Michael: Jack Kirby’s Fourth World tales were weird, wild, and ultimately short-lived. In spite of this they have left a lasting impression on the DCU, inspiring later generations of writers to try to emulate the spirit of Kirby’s original saga. Jim Starlin, Grant Morrison and more recently Robert Venditti have shown us their take on The New Gods and now Tom King and Mitch Gerards add to the mythos in Mister Miracle 1. Continue reading

Batman and Robin 37

batman and robin 37Today, Patrick and Spencer are discussing Batman and Robin 37, originally released December 17th, 2014.

…for us and for our salvation, He came down from heaven: by the power of the Holy Spirit, He was born of the Virgin Mary and became man. For our sake, He was crucified under Pontius Pilate; He suffered, died and was buried. On the third day He rose again, in fulfillment of the scriptures; He ascended into heaven and is seated at the right hand of the Father.

-The Nicene Creed

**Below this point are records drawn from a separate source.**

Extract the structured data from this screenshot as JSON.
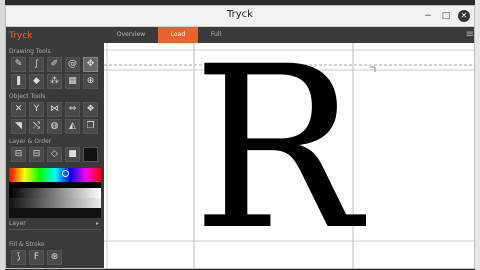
{
  "window": {
    "title": "Tryck"
  },
  "app": {
    "name": "Tryck"
  },
  "sections": {
    "drawing_tools": "Drawing Tools",
    "object_tools": "Object Tools",
    "layer_order": "Layer & Order",
    "layer": "Layer",
    "fill_stroke": "Fill & Stroke"
  },
  "tabs": [
    {
      "label": "Overview"
    },
    {
      "label": "Load"
    },
    {
      "label": "Full"
    }
  ],
  "canvas": {
    "glyph": "R"
  },
  "icons": {
    "tool_pen": "✎",
    "tool_brush": "∫",
    "tool_pencil": "✐",
    "tool_spiral": "@",
    "tool_node": "⌂",
    "tool_cross": "✥",
    "tool_paint": "❚",
    "tool_fill": "◆",
    "tool_spray": "⁂",
    "tool_measure": "▦",
    "tool_zoom": "⊕",
    "obj_a": "✕",
    "obj_b": "Y",
    "obj_c": "⋈",
    "obj_d": "⇔",
    "obj_e": "❖",
    "obj_f": "◥",
    "obj_g": "⤭",
    "obj_h": "◍",
    "obj_i": "◭",
    "obj_j": "❐",
    "order_a": "⊟",
    "order_b": "⊟",
    "order_c": "◇",
    "order_d": "■",
    "fs_a": "⟆",
    "fs_b": "F",
    "fs_c": "⊛",
    "close": "✕",
    "maximize": "□",
    "minimize": "−",
    "menu": "≡",
    "chevron": "▸"
  },
  "colors": {
    "accent": "#e8632a",
    "panel": "#3a3a3a"
  }
}
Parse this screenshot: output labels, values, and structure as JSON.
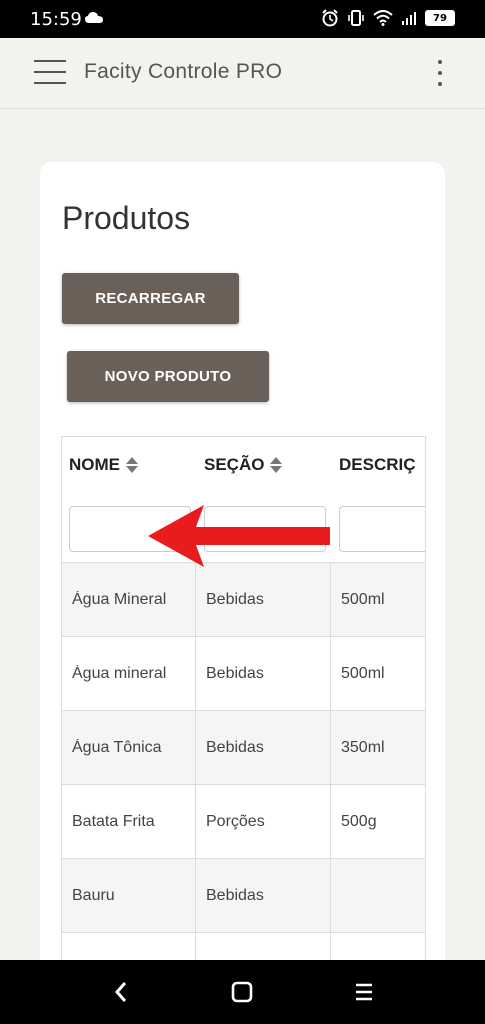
{
  "status_bar": {
    "time": "15:59",
    "battery": "79",
    "icons": [
      "cloud-icon",
      "alarm-icon",
      "vibrate-icon",
      "wifi-icon",
      "signal-icon",
      "battery-icon"
    ]
  },
  "app_bar": {
    "title": "Facity Controle PRO",
    "icons": [
      "hamburger-menu-icon",
      "more-vert-icon"
    ]
  },
  "page": {
    "title": "Produtos",
    "reload_label": "RECARREGAR",
    "new_label": "NOVO PRODUTO"
  },
  "table": {
    "columns": [
      {
        "label": "NOME",
        "sortable": true
      },
      {
        "label": "SEÇÃO",
        "sortable": true
      },
      {
        "label": "DESCRIÇ",
        "sortable": false
      }
    ],
    "filters": {
      "nome": "",
      "secao": "",
      "descricao": ""
    },
    "rows": [
      {
        "nome": "Água Mineral",
        "secao": "Bebidas",
        "descricao": "500ml"
      },
      {
        "nome": "Àgua mineral",
        "secao": "Bebidas",
        "descricao": "500ml"
      },
      {
        "nome": "Água Tônica",
        "secao": "Bebidas",
        "descricao": "350ml"
      },
      {
        "nome": "Batata Frita",
        "secao": "Porções",
        "descricao": "500g"
      },
      {
        "nome": "Bauru",
        "secao": "Bebidas",
        "descricao": ""
      },
      {
        "nome": "",
        "secao": "",
        "descricao": ""
      }
    ]
  },
  "annotation": {
    "color": "#e81c1c",
    "icon": "red-arrow-left-icon"
  },
  "colors": {
    "button": "#6b6058",
    "background": "#f3f2ef",
    "card": "#ffffff"
  }
}
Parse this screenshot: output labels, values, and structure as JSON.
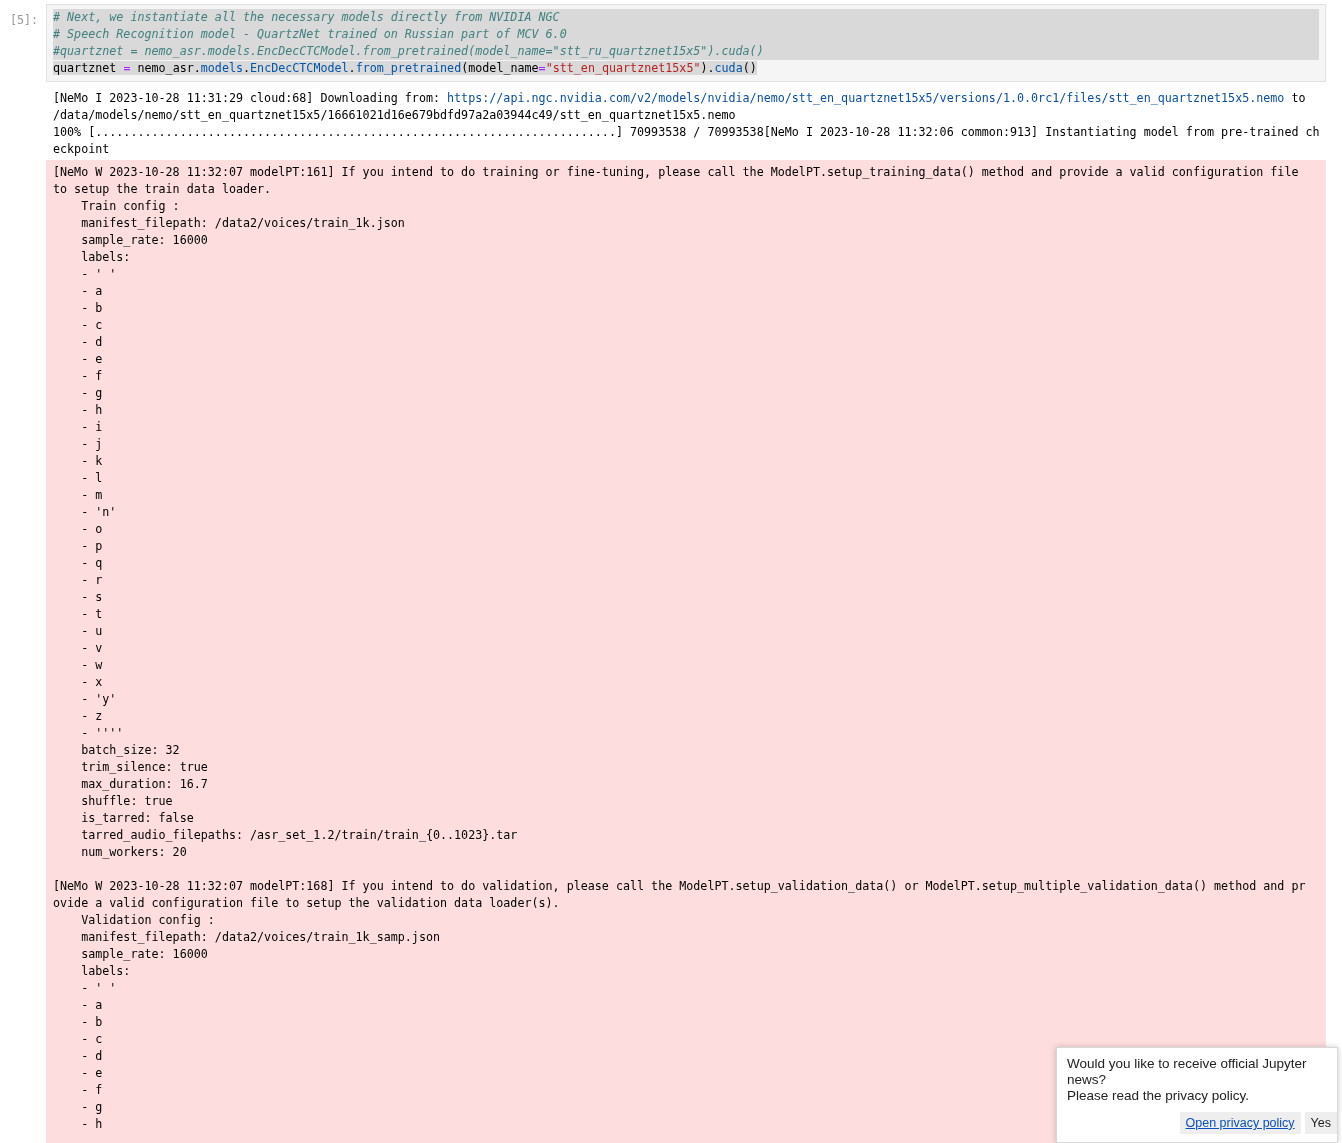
{
  "cell": {
    "prompt": "[5]:",
    "code_lines": [
      {
        "selected": true,
        "tokens": [
          {
            "kind": "comment",
            "text": "# Next, we instantiate all the necessary models directly from NVIDIA NGC"
          }
        ]
      },
      {
        "selected": true,
        "tokens": [
          {
            "kind": "comment",
            "text": "# Speech Recognition model - QuartzNet trained on Russian part of MCV 6.0"
          }
        ]
      },
      {
        "selected": true,
        "tokens": [
          {
            "kind": "comment",
            "text": "#quartznet = nemo_asr.models.EncDecCTCModel.from_pretrained(model_name=\"stt_ru_quartznet15x5\").cuda()"
          }
        ]
      },
      {
        "selected": true,
        "tokens": [
          {
            "kind": "plain",
            "text": "quartznet "
          },
          {
            "kind": "op",
            "text": "="
          },
          {
            "kind": "plain",
            "text": " nemo_asr."
          },
          {
            "kind": "attr",
            "text": "models"
          },
          {
            "kind": "plain",
            "text": "."
          },
          {
            "kind": "attr",
            "text": "EncDecCTCModel"
          },
          {
            "kind": "plain",
            "text": "."
          },
          {
            "kind": "attr",
            "text": "from_pretrained"
          },
          {
            "kind": "plain",
            "text": "(model_name"
          },
          {
            "kind": "op",
            "text": "="
          },
          {
            "kind": "string",
            "text": "\"stt_en_quartznet15x5\""
          },
          {
            "kind": "plain",
            "text": ")."
          },
          {
            "kind": "attr",
            "text": "cuda"
          },
          {
            "kind": "plain",
            "text": "()"
          }
        ]
      }
    ]
  },
  "stdout_lines": [
    [
      {
        "kind": "plain",
        "text": "[NeMo I 2023-10-28 11:31:29 cloud:68] Downloading from: "
      },
      {
        "kind": "link",
        "text": "https://api.ngc.nvidia.com/v2/models/nvidia/nemo/stt_en_quartznet15x5/versions/1.0.0rc1/files/stt_en_quartznet15x5.nemo"
      },
      {
        "kind": "plain",
        "text": " to"
      }
    ],
    [
      {
        "kind": "plain",
        "text": "/data/models/nemo/stt_en_quartznet15x5/16661021d16e679bdfd97a2a03944c49/stt_en_quartznet15x5.nemo"
      }
    ],
    [
      {
        "kind": "plain",
        "text": "100% [..........................................................................] 70993538 / 70993538[NeMo I 2023-10-28 11:32:06 common:913] Instantiating model from pre-trained ch"
      }
    ],
    [
      {
        "kind": "plain",
        "text": "eckpoint"
      }
    ]
  ],
  "warnings": [
    [
      "[NeMo W 2023-10-28 11:32:07 modelPT:161] If you intend to do training or fine-tuning, please call the ModelPT.setup_training_data() method and provide a valid configuration file",
      "to setup the train data loader.",
      "    Train config :",
      "    manifest_filepath: /data2/voices/train_1k.json",
      "    sample_rate: 16000",
      "    labels:",
      "    - ' '",
      "    - a",
      "    - b",
      "    - c",
      "    - d",
      "    - e",
      "    - f",
      "    - g",
      "    - h",
      "    - i",
      "    - j",
      "    - k",
      "    - l",
      "    - m",
      "    - 'n'",
      "    - o",
      "    - p",
      "    - q",
      "    - r",
      "    - s",
      "    - t",
      "    - u",
      "    - v",
      "    - w",
      "    - x",
      "    - 'y'",
      "    - z",
      "    - ''''",
      "    batch_size: 32",
      "    trim_silence: true",
      "    max_duration: 16.7",
      "    shuffle: true",
      "    is_tarred: false",
      "    tarred_audio_filepaths: /asr_set_1.2/train/train_{0..1023}.tar",
      "    num_workers: 20"
    ],
    [
      "[NeMo W 2023-10-28 11:32:07 modelPT:168] If you intend to do validation, please call the ModelPT.setup_validation_data() or ModelPT.setup_multiple_validation_data() method and pr",
      "ovide a valid configuration file to setup the validation data loader(s).",
      "    Validation config :",
      "    manifest_filepath: /data2/voices/train_1k_samp.json",
      "    sample_rate: 16000",
      "    labels:",
      "    - ' '",
      "    - a",
      "    - b",
      "    - c",
      "    - d",
      "    - e",
      "    - f",
      "    - g",
      "    - h"
    ]
  ],
  "notification": {
    "message_lines": [
      "Would you like to receive official Jupyter news?",
      "Please read the privacy policy."
    ],
    "buttons": [
      {
        "kind": "link",
        "label": "Open privacy policy"
      },
      {
        "kind": "plain",
        "label": "Yes"
      }
    ]
  }
}
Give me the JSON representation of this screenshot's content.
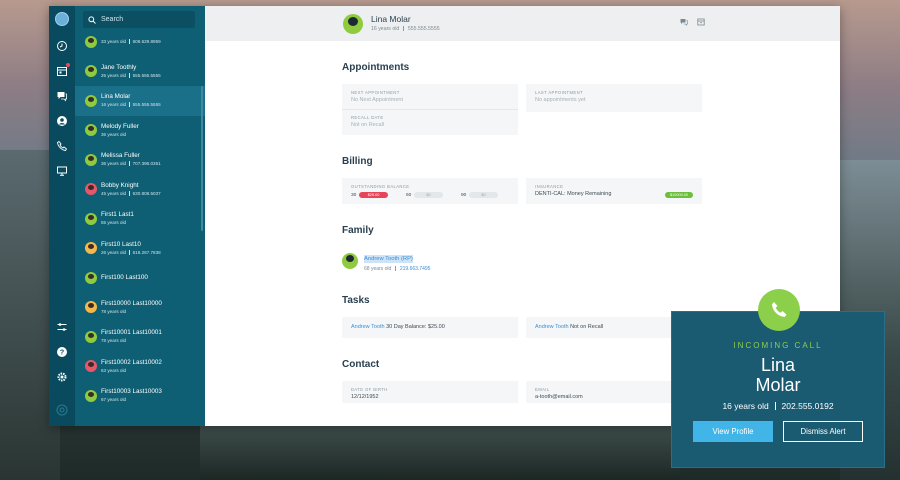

Patrick: Growing up in the Catholic church, I always had a little bit of a problem with this part of the Nicene Creed. On the one hand, it’s very clear: Jesus sacrificed everything — including his life — in order to save the whole world from sin. But on the other hand, death didn’t share any of the long-lasting consequences it does for anyone else. Jesus died, but then he returned, three days later. What’s more is that he transcends his human flesh and embraces his fully divine nature by hanging out with God in heaven. While the drama of death and resurrection is enough to stir a body to faith, it betrays a fundamental truth about death. What’s hard about death isn’t that someone dies, it’s that they stay dead. And yet, this narrative — of death and rebirth — is so powerful it’s one of the stops on Joseph Campbell’s hero’s journey. Batman and Robin has allowed Bruce Wayne to deal with Damian’s death in grounded, real ways for almost two years, but now that “resurrection” is in play, subtlety goes right out the window. This is Damian, the bat-Christ-figure to beat the band, and he only marches back on the field to fireworks. Continue reading

Batman and Robin 35

batman and robin 35Today, Spencer and Shane are discussing Batman and Robin 35, originally released October 15th, 2014.

Spencer: We here at Retcon Punch haven’t been subtle about our love of Batman’s new Hellbat armor. The suit is awesome, and what’s better is that it isn’t just some gimmick meant to push toys; writer Peter Tomasi has created “realistic” (in comic book terms, at least) reasons for the Hellbat’s great power and for why Batman needs to use it in this particular situation. Still, he and penciller Patrick Gleason, inker Mick Gray, and colorist John Kalisz understand just how cool the Hellbat is, and much of Batman and Robin 35’s success comes from how the creative team chooses to portray the suit — which, in some cases, means not showing it at all. The issue is visually dazzling, and the artists know which types of imagery to use to best convey the stories both on Apokolips and on Earth. Continue reading